# Exercise input
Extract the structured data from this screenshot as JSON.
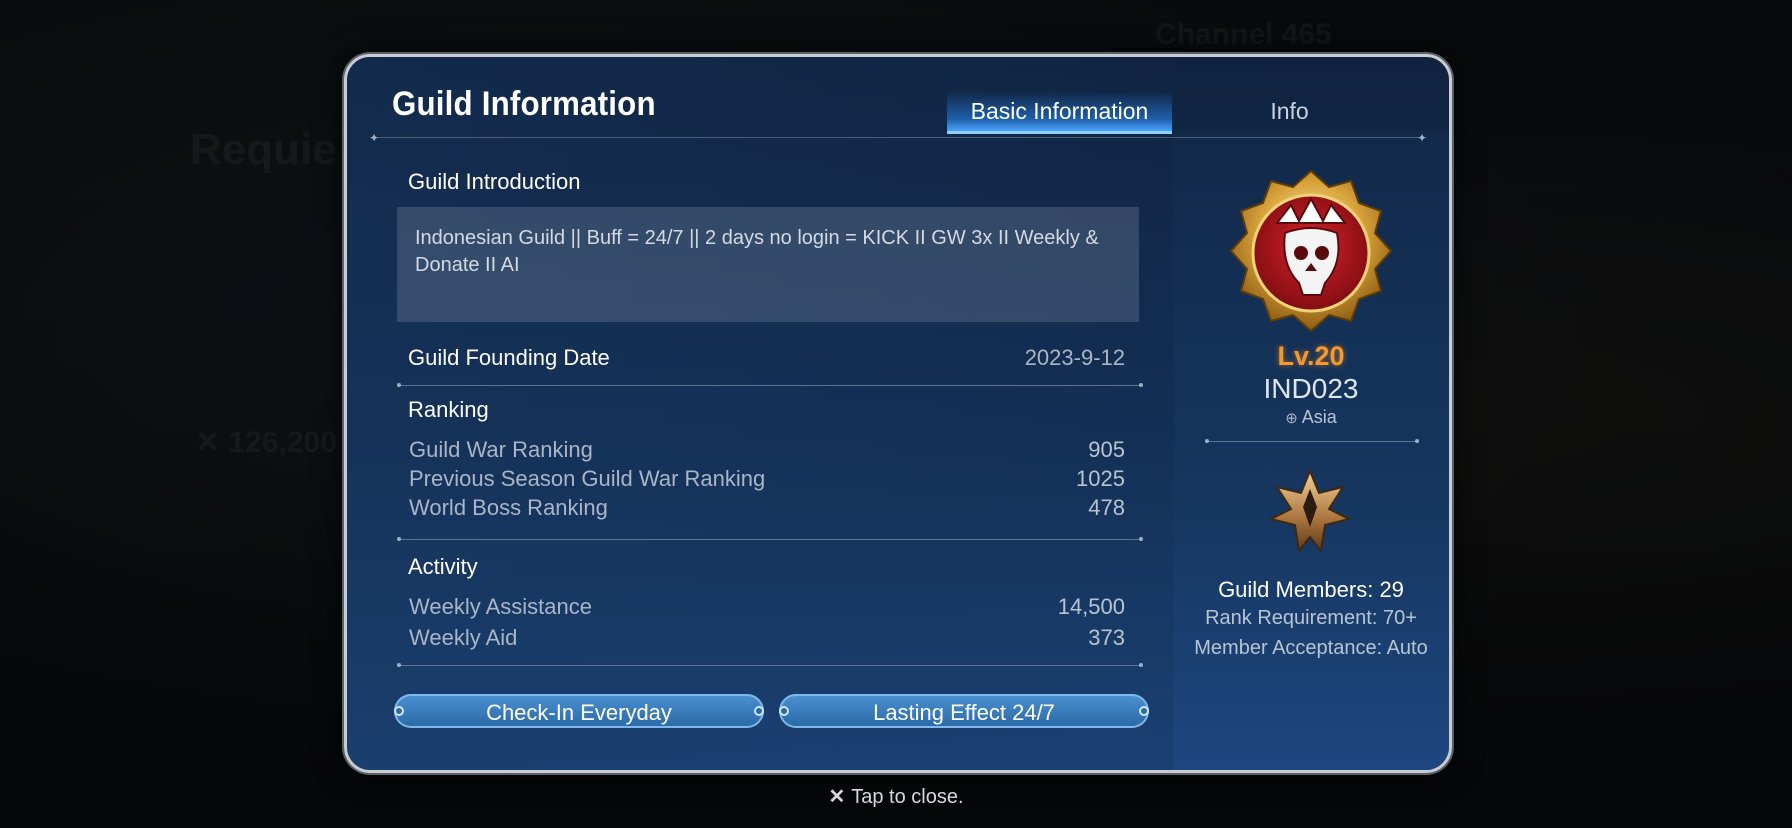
{
  "modal": {
    "title": "Guild Information",
    "tabs": [
      {
        "label": "Basic Information",
        "active": true
      },
      {
        "label": "Info",
        "active": false
      }
    ]
  },
  "introduction": {
    "label": "Guild Introduction",
    "text": "Indonesian Guild || Buff = 24/7 || 2 days no login = KICK II GW 3x II Weekly & Donate II AI"
  },
  "founding": {
    "label": "Guild Founding Date",
    "value": "2023-9-12"
  },
  "ranking": {
    "label": "Ranking",
    "rows": [
      {
        "label": "Guild War Ranking",
        "value": "905"
      },
      {
        "label": "Previous Season Guild War Ranking",
        "value": "1025"
      },
      {
        "label": "World Boss Ranking",
        "value": "478"
      }
    ]
  },
  "activity": {
    "label": "Activity",
    "rows": [
      {
        "label": "Weekly Assistance",
        "value": "14,500"
      },
      {
        "label": "Weekly Aid",
        "value": "373"
      }
    ]
  },
  "buttons": {
    "left": "Check-In Everyday",
    "right": "Lasting Effect 24/7"
  },
  "guild": {
    "level": "Lv.20",
    "name": "IND023",
    "region": "Asia",
    "members": "Guild Members: 29",
    "rank_requirement": "Rank Requirement: 70+",
    "acceptance": "Member Acceptance: Auto"
  },
  "footer": {
    "close_hint": "Tap to close."
  },
  "colors": {
    "accent": "#4aa3ff",
    "level": "#f29a2e",
    "panel": "#143057"
  }
}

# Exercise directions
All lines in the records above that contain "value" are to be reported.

# Finished task
    "value": "2023-9-12"
        "value": "905"
        "value": "1025"
        "value": "478"
        "value": "14,500"
        "value": "373"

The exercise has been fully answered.